Apple Pay is supposed to change how we make payments in stores and within apps. In reality, Apple’s new mobile payment system is still a work in progress, a fact that I experienced first hand during a weekend trip to the King of Prussia Mall outside of Philadelphia.
My goal on a rainy Saturday afternoon was to only make purchases with cash, and Apple Pay using my iPhone 6 Plus. With this regard, I left my banking and credit cards at home. Before heading to the mall, I visited the Apple website and made a list of the stores that currently accept Apple Pay.
Of these, I planned to visit Apple, Bloomingdale’s, and Macy’s. I also wanted to discuss the new payment system with someone who works at Sephora. The cosmetics and beauty retailer is expected to begin accepting Apple Pay before the end of the month. I wanted to know whether the folks on the ground knew this.
Not surprisingly, Apple Pay worked perfectly at the King of Prussia Apple store. It took me about three minutes to find the G-Tech 1TB G-Drive that I had been eying and make my purchase. Three minutes.
Before the holiday shopping season began, I had made a small purchase with Apple Pay at my local Macy’s store. It was clear to me at the time that the sales associate didn’t have a lot of training on how to accept Apple Pay. In fact, he was a little bit surprised when I completed the transaction with the NFC keypad at his station. I believe his words were “you are the first one I ever saw who used it.” (This is what happens when you are an early adopter.)
This time around, the Macy’s associate knew exactly what I was doing when she saw my phone. She even said that “Macy’s loves when people use Apple Pay.”
I knew that Sephora stores weren’t yet accepting Apple Pay. Nonetheless, I was interested in knowing whether my sales associate would know about the service, and when it would go online.
When ringing up my purchase, the associate noticed my iPhone, and promptly noted that Apple Pay was going online at her location very soon.
Later, I found out that Sephora locations in the San Francisco Bay area and Manhattan were already accepting the payment option.
I’ve saved my most frustrating visit for last. In a word, my Apple Pay experience at Bloomingdale’s was frustrating.
My daughter will turn 8-years-old later this month. For this event, I decided to splurge and buy her a pair of Ugg boots (her first) and matching earmuffs.
What a fiasco.
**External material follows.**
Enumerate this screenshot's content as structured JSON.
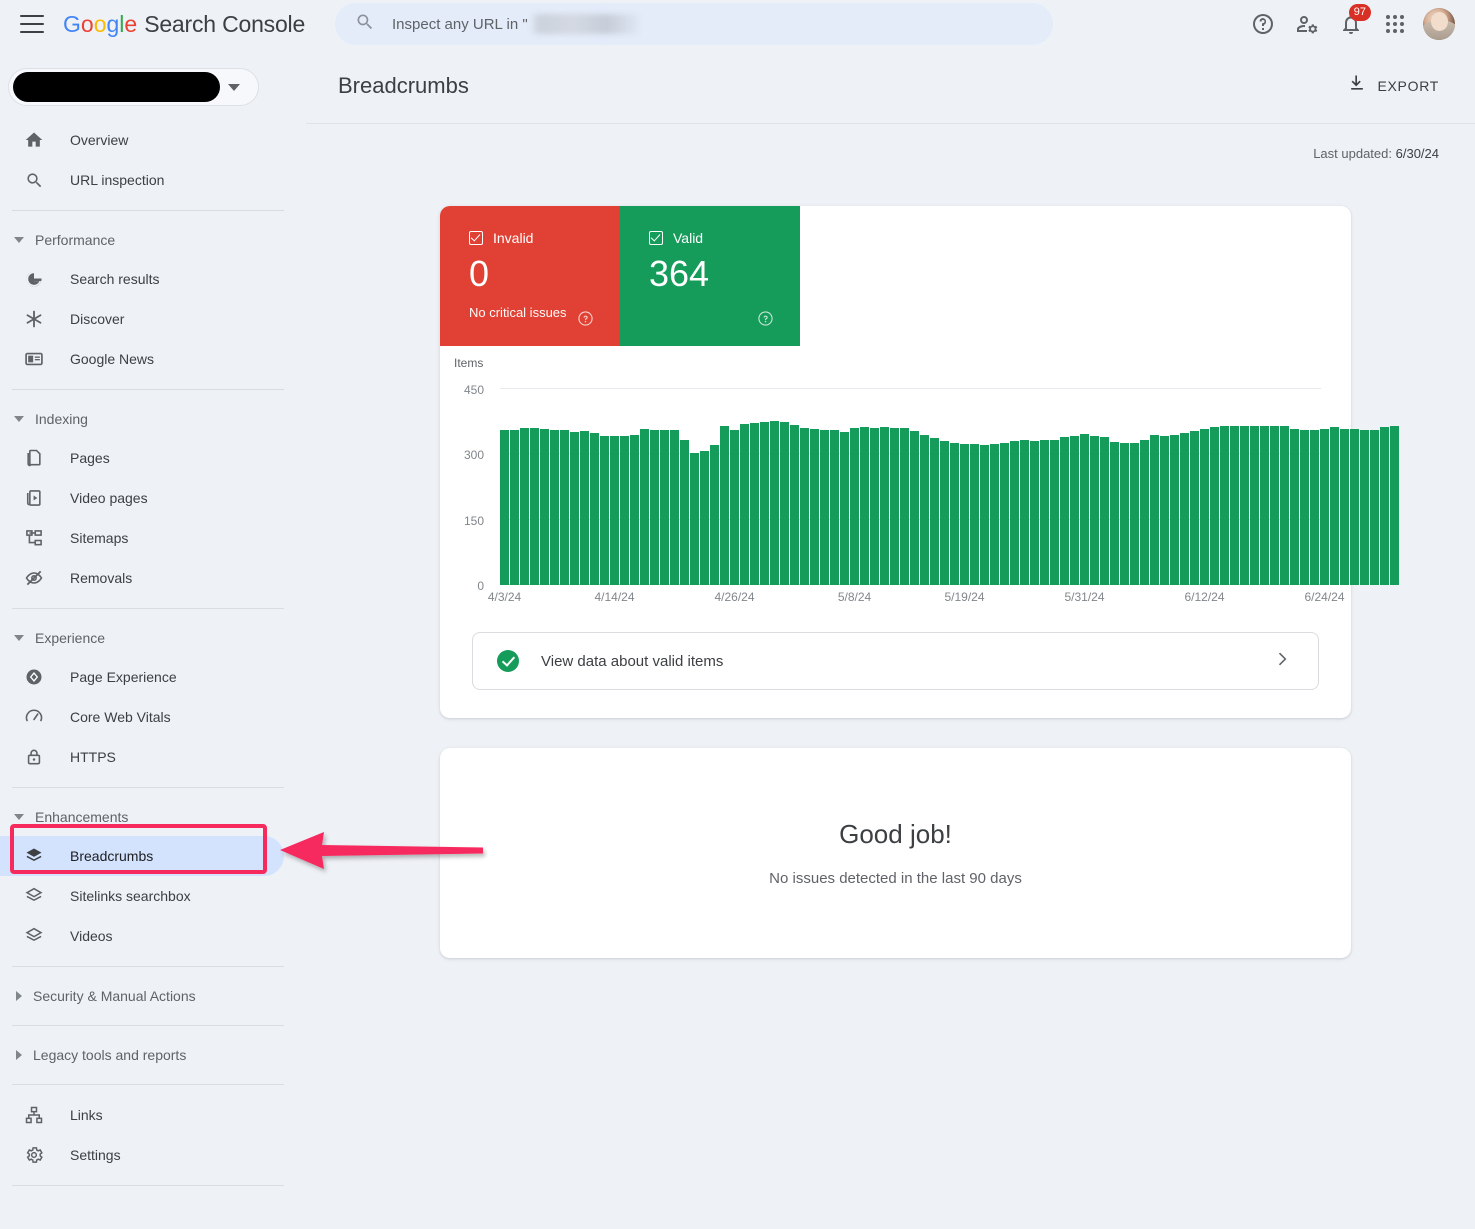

First, let me say that my Bloomingdale’s sales associate was wonderful. She was friendly, informative, and accommodating. Unfortunately, the boots department was a study in disorganization.
Other employees made little effort in helping my associate find an open register. When one was found, returned merchandise temporarily blocked my path to the NFC-enabled pin pad.
Once I got close enough to complete my transaction, the screen on the pad listed Apple Pay as a payment option. This was a good sign, or so I thought.
Before I attempted to use my iPhone 6 Plus to make the purchase, the sales associate said that Apple Pay “probably wouldn’t work.” When I put my iPhone near the pad, however, the Passbook app came to life, and I was asked to use my fingerprint.
I tried three times to complete the transaction, twice with my Citi card, and another with my American Express card. Each time, my iPhone screen showed that a transaction went through, but with no amount listed.
At that point, most folks would have probably paid for the Uggs with a banking card. Remember, I left my cards at home, and by this point in the day, my cash supply was low.
Luckily, my daughter will still be a happy girl on her birthday. My friend paid for my purchase using his credit card. I wrote out a check as reimbursement as soon I got home later that evening.
Last week, a MacRumors forum member said that a recent McDonald’s visit ended in disaster because employees didn’t know how to use Apple Pay. My experience at Bloomingdale’s, though different, lead me to the same conclusion. Retailers aren’t training their employees on how to use Apple Pay.
The pin pad message that I saw on Saturday clearly suggests that Bloomingdale’s is about to begin accepting Apple Pay, at least at the King of Prussia location. Unfortunately, it’s also clear that when the service does go online, sales associates may have little clue on how to use it.
For Apple Pay to succeed, Cupertino needs to do a lot more than sign up new banks and retailers. They also need to make sure that these partners train their staff on how to use it. Otherwise, one bad experience may convince a user to never try the service again.
Have you had a bad experience with Apple Pay? Apple wants to know.